Activity 2: Practice Problems (15 minutes)
The purpose of this activity is for students to divide three- and four-digit dividends by two-digit divisors. As the size of the dividend increases, students have an option to subtract multiples of 100 of the divisor. In order to calculate efficiently, this becomes essential for a quotient like \(8,\!715 \div 21\) as it will take a lot of partial quotients that are multiples of 10 to reach the full quotient. Using an algorithm that uses partial quotients for larger numbers also requires fluency with subtraction.
Supports accessibility for: Memory, Organization
- Groups of 2
- 8-10 minutes: independent work time
- “When you check in with your partner, consider the following questions.”
- “How do the calculations represent each partial quotient?”
- “What suggestions can you give your partner to improve their work for next time?”
- 2-3 minutes: partner discussion
- Ask a few students to share their work.
- “How was your work similar to or different from your partner’s?” (We both tried to subtract multiples of 10 or 100 and then when the remaining amount was small we subtracted smaller multiples. My partner used fewer steps.)
- "What did you notice in your partner’s work that shows they understand how to use an algorithm that uses partial quotients?” (My partner picked multiples that could mostly be calculated in their head and worked on subtracting the partial quotients.)
“Today, we practiced using an algorithm using partial quotients to divide multi-digit numbers.”

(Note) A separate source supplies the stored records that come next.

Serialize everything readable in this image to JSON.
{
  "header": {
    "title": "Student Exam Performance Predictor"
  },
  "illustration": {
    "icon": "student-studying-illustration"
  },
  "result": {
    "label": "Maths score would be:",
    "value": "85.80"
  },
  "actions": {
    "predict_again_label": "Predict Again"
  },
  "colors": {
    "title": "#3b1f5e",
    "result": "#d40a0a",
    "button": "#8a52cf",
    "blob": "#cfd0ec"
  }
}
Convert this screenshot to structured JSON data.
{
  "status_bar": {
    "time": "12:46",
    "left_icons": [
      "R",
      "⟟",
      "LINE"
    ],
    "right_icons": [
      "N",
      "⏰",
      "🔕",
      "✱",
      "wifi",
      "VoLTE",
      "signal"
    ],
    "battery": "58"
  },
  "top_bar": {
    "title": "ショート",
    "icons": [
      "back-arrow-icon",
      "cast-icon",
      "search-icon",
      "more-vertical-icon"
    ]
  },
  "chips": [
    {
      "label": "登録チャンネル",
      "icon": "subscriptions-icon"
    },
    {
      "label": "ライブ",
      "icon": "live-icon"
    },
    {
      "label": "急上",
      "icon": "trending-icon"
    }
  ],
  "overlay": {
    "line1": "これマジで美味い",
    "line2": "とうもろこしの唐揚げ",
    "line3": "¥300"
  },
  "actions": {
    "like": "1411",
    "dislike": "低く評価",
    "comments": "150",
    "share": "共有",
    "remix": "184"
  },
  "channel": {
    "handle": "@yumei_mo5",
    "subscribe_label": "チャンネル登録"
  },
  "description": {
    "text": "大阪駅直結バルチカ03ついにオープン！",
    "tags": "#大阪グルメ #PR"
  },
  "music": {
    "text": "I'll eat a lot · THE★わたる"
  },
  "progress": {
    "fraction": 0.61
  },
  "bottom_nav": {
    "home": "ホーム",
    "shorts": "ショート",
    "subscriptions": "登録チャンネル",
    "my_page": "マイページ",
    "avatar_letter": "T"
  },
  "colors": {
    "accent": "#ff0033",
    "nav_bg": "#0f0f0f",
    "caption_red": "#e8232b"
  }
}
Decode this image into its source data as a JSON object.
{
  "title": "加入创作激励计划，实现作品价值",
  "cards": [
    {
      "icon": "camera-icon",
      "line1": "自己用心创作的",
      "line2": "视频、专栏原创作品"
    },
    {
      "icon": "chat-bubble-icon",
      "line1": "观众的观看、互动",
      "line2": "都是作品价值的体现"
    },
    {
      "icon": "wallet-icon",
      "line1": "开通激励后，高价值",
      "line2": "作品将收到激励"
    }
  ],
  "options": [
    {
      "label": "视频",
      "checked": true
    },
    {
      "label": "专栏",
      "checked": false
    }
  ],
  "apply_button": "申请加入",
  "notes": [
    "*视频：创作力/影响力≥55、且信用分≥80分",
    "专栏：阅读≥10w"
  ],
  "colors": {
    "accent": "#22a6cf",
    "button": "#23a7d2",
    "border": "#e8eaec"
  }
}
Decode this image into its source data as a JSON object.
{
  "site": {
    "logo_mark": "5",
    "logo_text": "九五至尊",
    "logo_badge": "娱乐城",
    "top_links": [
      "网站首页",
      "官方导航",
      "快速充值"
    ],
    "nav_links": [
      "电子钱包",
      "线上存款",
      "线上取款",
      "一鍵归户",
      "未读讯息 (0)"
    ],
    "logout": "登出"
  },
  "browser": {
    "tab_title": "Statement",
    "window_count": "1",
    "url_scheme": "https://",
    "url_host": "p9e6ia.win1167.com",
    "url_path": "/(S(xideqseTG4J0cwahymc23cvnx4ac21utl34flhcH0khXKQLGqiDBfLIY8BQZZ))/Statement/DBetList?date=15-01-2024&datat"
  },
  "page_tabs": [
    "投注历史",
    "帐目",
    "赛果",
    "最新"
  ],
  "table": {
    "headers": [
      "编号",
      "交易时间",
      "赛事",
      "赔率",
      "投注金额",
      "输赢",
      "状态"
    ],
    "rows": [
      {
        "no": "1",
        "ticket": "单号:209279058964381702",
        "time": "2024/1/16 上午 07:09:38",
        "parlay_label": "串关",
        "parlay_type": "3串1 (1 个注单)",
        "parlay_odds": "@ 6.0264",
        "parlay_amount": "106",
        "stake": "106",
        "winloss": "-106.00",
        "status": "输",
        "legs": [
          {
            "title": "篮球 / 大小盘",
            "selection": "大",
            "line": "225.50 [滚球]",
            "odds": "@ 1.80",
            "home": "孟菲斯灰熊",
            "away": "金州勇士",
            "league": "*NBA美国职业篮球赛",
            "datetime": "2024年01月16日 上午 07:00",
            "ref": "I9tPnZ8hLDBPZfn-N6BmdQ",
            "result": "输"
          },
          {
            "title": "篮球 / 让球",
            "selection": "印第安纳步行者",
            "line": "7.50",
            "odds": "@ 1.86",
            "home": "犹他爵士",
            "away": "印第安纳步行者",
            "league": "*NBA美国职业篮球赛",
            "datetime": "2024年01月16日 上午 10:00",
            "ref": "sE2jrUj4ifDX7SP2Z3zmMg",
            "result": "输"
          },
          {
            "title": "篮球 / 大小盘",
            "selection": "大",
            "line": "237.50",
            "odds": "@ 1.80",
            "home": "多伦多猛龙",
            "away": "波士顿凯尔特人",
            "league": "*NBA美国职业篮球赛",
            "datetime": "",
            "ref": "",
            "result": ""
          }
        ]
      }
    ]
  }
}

“Tell your partner how to use an algorithm using partial quotients to find the value of \(935 \div 85\).” (Look for the biggest multiple of 10 and 85 that I can subtract from 935. Find \(10 \times 85\) and subtract the product from 935 to see how much more I have left to divide. Keep doing this until I get zero as a difference. To check my answer, multiply the quotient by the divisor to make sure I get back to the original dividend.)